Plaintiff's second motion to compel only addresses request number 2. In that motion, he states he is requesting that the defendants be ordered to produce the real name of the John Doe defendant who signed a form, CDC-114-A, produced by defendants in response to the discovery requests. Plaintiff argues that the defendants objected on the basis of inmate privacy, which is not accurate based on the information sought. Defendants' argue they did not object to request number 2, bur rather responded that they did not have possession, custody or control of any responsive document. Plaintiff fails to address the defendants' actual response, but argues that the defendants' objection is inaccurate and that the material sought is relevant. The court notes that nowhere in request number 2 did plaintiff ask for the identity of any individual. Rather, plaintiff states his request was for the production of:
Any and all equipment/use log as defined by CSP-Solano CDC-114-A Inmate Segregation record of daily activity sheet. from October 14, 15, 16, 17, 18, 19, 20, 21, 22, 23, 24, 25, 2007. Post Orders signed by defendant JOHN DOE #1 10-19-07.
Rule 34(a) allows a party to seek production of documents within "the responding party's possession, custody, or control." In a moving to compel such a production, the burden is on the party seeking discovery to produce facts showing the responding party has the requisite control over the documents requested. See Pitney Bowes, Inc. v. Kern Intern., Inc., 239 F.R.D. 62, 66 (D. Conn. 2006).
Here, defendants responded to plaintiff's request for documents by stating, in addition to any objections, that they did not have possession, custody or control over any documents responsive to plaintiff's request. Plaintiff fails to meet his burden to show that the defendants are in possession or have control over such documents. In fact, plaintiff does not even respond to the defendants' assertion that they lack possession of the documents. As plaintiff does not meet his burden, his motions to compel must be denied.

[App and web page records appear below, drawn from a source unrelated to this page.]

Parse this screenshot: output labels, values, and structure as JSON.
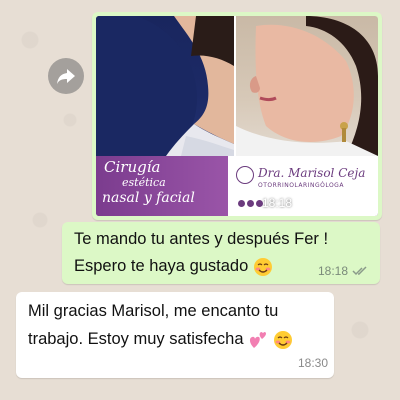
{
  "forward_icon": "forward-arrow-icon",
  "image_message": {
    "banner_title_line1": "Cirugía",
    "banner_title_line2": "estética",
    "banner_title_line3": "nasal y facial",
    "brand_name": "Dra. Marisol Ceja",
    "brand_subtitle": "OTORRINOLARINGÓLOGA",
    "time": "18:18",
    "status_icon": "double-check-icon"
  },
  "outgoing_message": {
    "line1": "Te mando tu antes y después Fer !",
    "line2": "Espero te haya gustado",
    "emoji": "smiling-blush-emoji",
    "time": "18:18",
    "status_icon": "double-check-icon"
  },
  "incoming_message": {
    "line1": "Mil gracias Marisol, me encanto tu",
    "line2": "trabajo. Estoy muy satisfecha",
    "emojis": [
      "pink-hearts-emoji",
      "smiling-blush-emoji"
    ],
    "time": "18:30"
  },
  "colors": {
    "outgoing_bubble": "#dcf8c6",
    "incoming_bubble": "#ffffff",
    "banner_purple": "#7b3c8e",
    "chat_background": "#e7ded4"
  }
}
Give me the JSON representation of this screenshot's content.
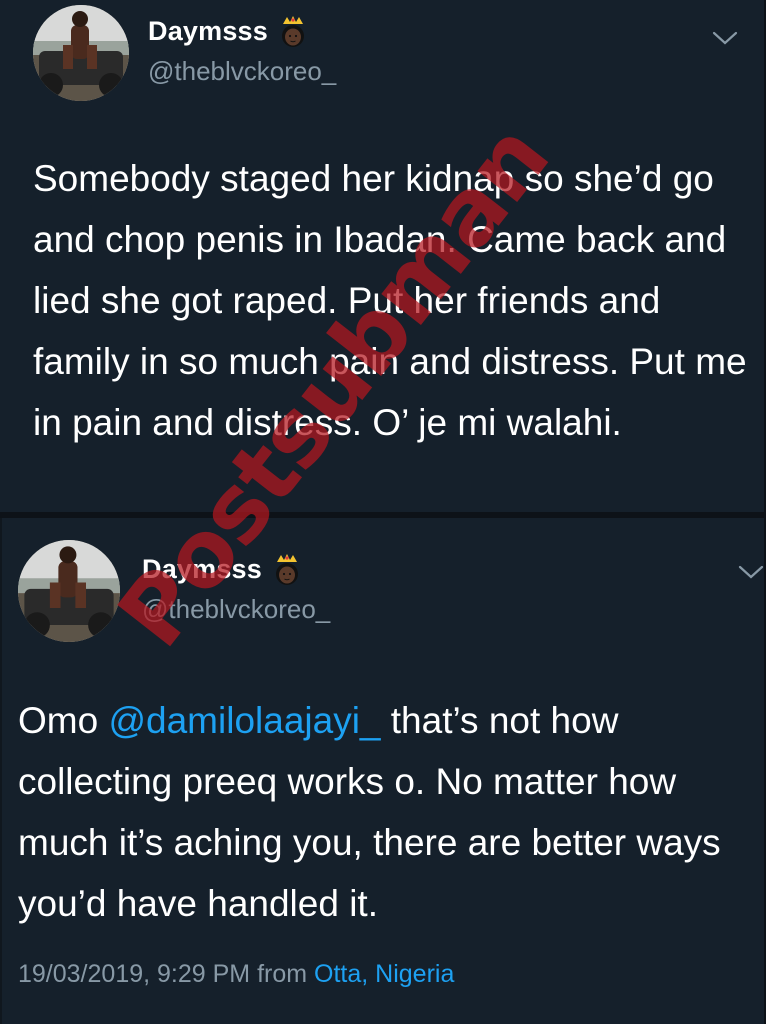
{
  "tweets": [
    {
      "display_name": "Daymsss",
      "handle": "@theblvckoreo_",
      "body": "Somebody staged her kidnap so she’d go and chop penis in Ibadan. Came back and lied she got raped. Put her friends and family in so much pain and distress. Put me in pain and distress. O’ je mi walahi."
    },
    {
      "display_name": "Daymsss",
      "handle": "@theblvckoreo_",
      "body_before": "Omo ",
      "mention": "@damilolaajayi_",
      "body_after": " that’s not how collecting preeq works o. No matter how much it’s aching you, there are better ways you’d have handled it.",
      "timestamp": "19/03/2019, 9:29 PM",
      "from_label": "from",
      "location": "Otta, Nigeria"
    }
  ],
  "watermark": "Postsubman",
  "icons": {
    "crown": "princess-emoji-icon",
    "chevron": "chevron-down-icon"
  },
  "colors": {
    "background": "#15202b",
    "link": "#1da1f2",
    "secondary_text": "#8899a6",
    "watermark": "#b4161e"
  }
}
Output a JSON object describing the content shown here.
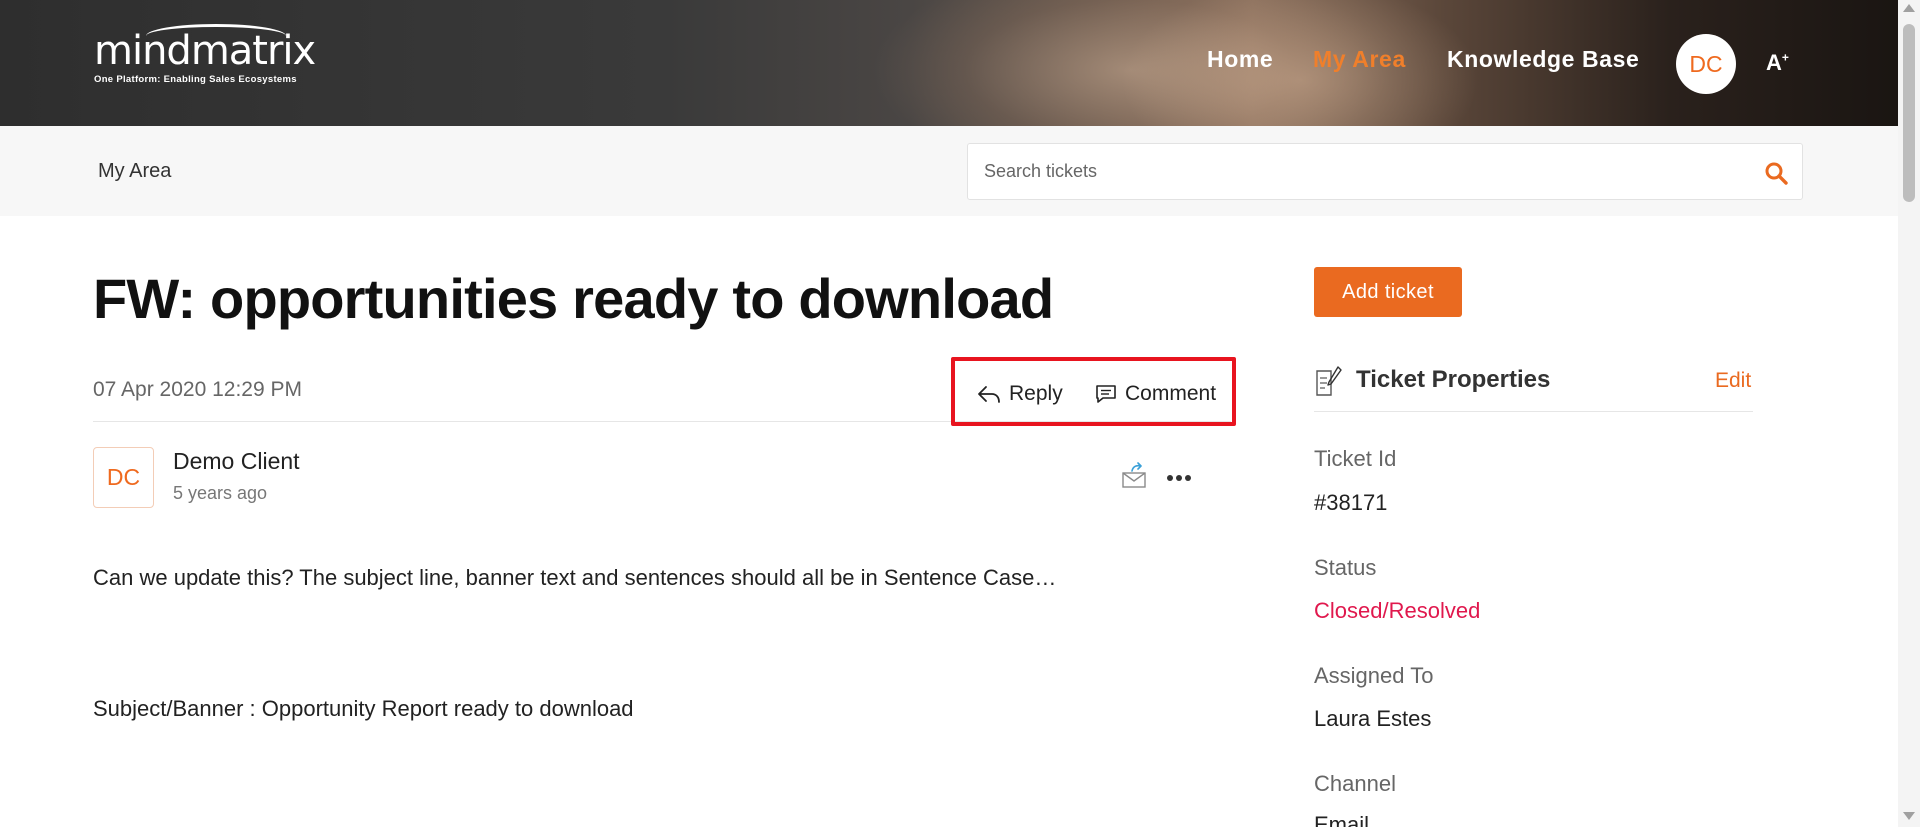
{
  "header": {
    "logo_text": "mindmatrix",
    "logo_tagline": "One Platform: Enabling Sales Ecosystems",
    "nav": [
      {
        "label": "Home",
        "active": false
      },
      {
        "label": "My Area",
        "active": true
      },
      {
        "label": "Knowledge Base",
        "active": false
      }
    ],
    "avatar_initials": "DC",
    "font_toggle_label": "A",
    "font_toggle_sup": "+",
    "accent_color": "#f07f2b"
  },
  "subbar": {
    "breadcrumb": "My Area",
    "search_placeholder": "Search tickets"
  },
  "ticket": {
    "title": "FW: opportunities ready to download",
    "date": "07 Apr 2020 12:29 PM",
    "actions": {
      "reply_label": "Reply",
      "comment_label": "Comment"
    },
    "message": {
      "avatar_initials": "DC",
      "sender": "Demo Client",
      "time_ago": "5 years ago",
      "icons": [
        "mail-forward-icon",
        "more-options-icon"
      ],
      "lines": [
        "Can we update this? The subject line, banner text and sentences should all be in Sentence Case…",
        "Subject/Banner : Opportunity Report ready to download"
      ]
    }
  },
  "sidebar": {
    "add_ticket_label": "Add ticket",
    "properties_title": "Ticket Properties",
    "edit_label": "Edit",
    "properties": [
      {
        "label": "Ticket Id",
        "value": "#38171"
      },
      {
        "label": "Status",
        "value": "Closed/Resolved",
        "status_color": "#e0184d"
      },
      {
        "label": "Assigned To",
        "value": "Laura Estes"
      },
      {
        "label": "Channel",
        "value": "Email"
      }
    ]
  },
  "highlight_color": "#e8141f"
}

Based on the foregoing, IT IS HEREBY ORDERED that plaintiff's motions to compel (Docs. 38, 39) are denied.